Republican debate in Miami must answer this question on technology
America is at an inflection point. We must choose between words and action, rhetoric and results. Miami’s success has been sizable and sustained because we’ve focused on keeping people safe, keeping taxes low, and embracing American innovation. Embracing innovation—from investors to inventors and entrepreneurs—has created a continuous flood, not just a flow, of job creation with rising salaries and better opportunities.
Miami’s success stands in contrast to the struggles of many of our other, Democrat-run cities. Americans must choose not simply what candidate they want but what future they want. This is why Miami’s selection for the RNC debate is so apt. It is the future, not the past, that will be on the ballot for all of us. Regardless of who you support, every candidate needs to answer: where do you stand on the future of technology?
As mayor, I’ve done everything in my power to grow our city’s economy into a national powerhouse. We welcome (and welcome back) entrepreneurs like Ken Griffin and Jeff Bezos. Embracing technology has allowed us to equip our police in delivering the lowest murder rate in recorded history. Embracing technology has allowed us to deliver better public services at a fraction of the cost, allowing us to cut taxes to the lowest rate in history while delivering the highest bond rating in our history.
These efforts continue to pay off as we welcome back native talent and newcomers. Miami’s tech industry has exploded since the pandemic because we governed by leveraging technology with practicality. When Florida added over 22,000 new tech jobs last year, more than a quarter of them were here in Miami. And as investment has continued to pour in, our entrepreneurs have proven that it was well-placed. Miami’s tech community is thriving, and as it ascends, so too do the thousands of small businesses that call Miami home.
Embracing technology has transformed our city and has encouraged a cycle of innovation that keeps people healthier, wealthier, and happier. For my part, I saw Miami’s transformation into a leader in innovation as a governing imperative. And anyone who seeks to be president must view new technologies the same way.
Despite the tech boom we’re enjoying in Miami, the national outlook for America’s tech industry remains overcast. Inflation and the rising cost of living have left many Americans concerned over their economic prospects, and we cannot afford to stifle the very innovation that drives economic growth nationwide. Too much bureaucratic red tape around American tech companies will only stall progress and hold us back in the race against China. Our adversaries continue to replicate and to adapt to our technological innovation. They understand that America’s innovative culture threatens totalitarian control. As China continues to invest heavily in their own tech companies, staying ahead is more important than ever before. But the greatest threat to continued American innovation increasingly resides much closer to home.

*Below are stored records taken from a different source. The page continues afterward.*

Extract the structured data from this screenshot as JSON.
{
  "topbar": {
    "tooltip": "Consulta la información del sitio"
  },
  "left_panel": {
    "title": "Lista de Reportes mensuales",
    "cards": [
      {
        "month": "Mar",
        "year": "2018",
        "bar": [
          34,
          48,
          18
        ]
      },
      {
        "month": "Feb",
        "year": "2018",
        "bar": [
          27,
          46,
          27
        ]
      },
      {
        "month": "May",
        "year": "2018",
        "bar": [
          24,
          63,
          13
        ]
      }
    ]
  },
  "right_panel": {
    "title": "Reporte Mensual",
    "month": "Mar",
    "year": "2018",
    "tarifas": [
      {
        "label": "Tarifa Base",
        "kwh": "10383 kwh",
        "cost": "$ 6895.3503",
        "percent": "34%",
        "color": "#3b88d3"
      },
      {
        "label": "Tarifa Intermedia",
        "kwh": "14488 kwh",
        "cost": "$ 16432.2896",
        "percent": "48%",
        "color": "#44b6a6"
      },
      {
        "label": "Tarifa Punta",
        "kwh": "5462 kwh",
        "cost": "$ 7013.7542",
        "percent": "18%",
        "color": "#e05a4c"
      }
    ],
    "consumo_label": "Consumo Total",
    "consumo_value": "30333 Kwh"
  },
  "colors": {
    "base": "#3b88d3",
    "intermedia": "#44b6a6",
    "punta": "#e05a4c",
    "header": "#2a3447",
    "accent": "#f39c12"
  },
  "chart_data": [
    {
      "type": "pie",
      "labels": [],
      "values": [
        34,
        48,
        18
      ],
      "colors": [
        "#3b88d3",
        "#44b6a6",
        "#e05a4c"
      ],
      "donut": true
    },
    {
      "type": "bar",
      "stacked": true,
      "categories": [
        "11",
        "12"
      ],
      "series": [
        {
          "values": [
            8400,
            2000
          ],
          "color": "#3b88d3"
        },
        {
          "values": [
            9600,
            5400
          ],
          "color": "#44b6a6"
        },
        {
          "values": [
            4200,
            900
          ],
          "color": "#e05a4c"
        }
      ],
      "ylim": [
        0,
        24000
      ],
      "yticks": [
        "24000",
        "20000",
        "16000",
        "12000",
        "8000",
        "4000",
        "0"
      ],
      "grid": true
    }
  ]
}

We have both an administration and Congress that cannot work together or work constructively on advancing tech innovation. It is increasingly generational and ideological. The Biden administration’s recent mandate on AI isn’t just a response to the technology’s recent growth: it’s part of a much larger strategy to increase the federal government’s power to mandate ideologically driven market outcomes. The reflexive drive to regulate without a real understanding of the technology or the market stifles innovation, suppresses competition, and erodes our security. The next president needs to see this and needs to stop it.
That’s why it’s crucial that Republican candidates in this debate stand up for the future of American prosperity. They all need to articulate a vision for the future that embraces technology as the path of economic prosperity, national security, and shared success. The previous debate made clear that everyone is aware of what’s at stake: as debate moderator Stuart Varney put it, “China is spending $280 billion dollars a year on research and development…That is one CHIPS Act per year.” China’s competition is overwhelmingly fierce, yet the federal government is only creating new handicaps. Without a change in course, we’re endangering our ability to create, to compete, and to win the future for our children.
Embracing technology, with a free market and fair-minded approach, can uplift communities across America, revitalizing local economies and creating better-paying jobs with boundless potential for growth. We can protect and empower Americans without depriving them of their liberty or prosperity, and as Republicans, it is incumbent on us to demonstrate that in word and deed. Miami is meeting this moment by embracing technology to deliver results for our residents. America needs to do the same.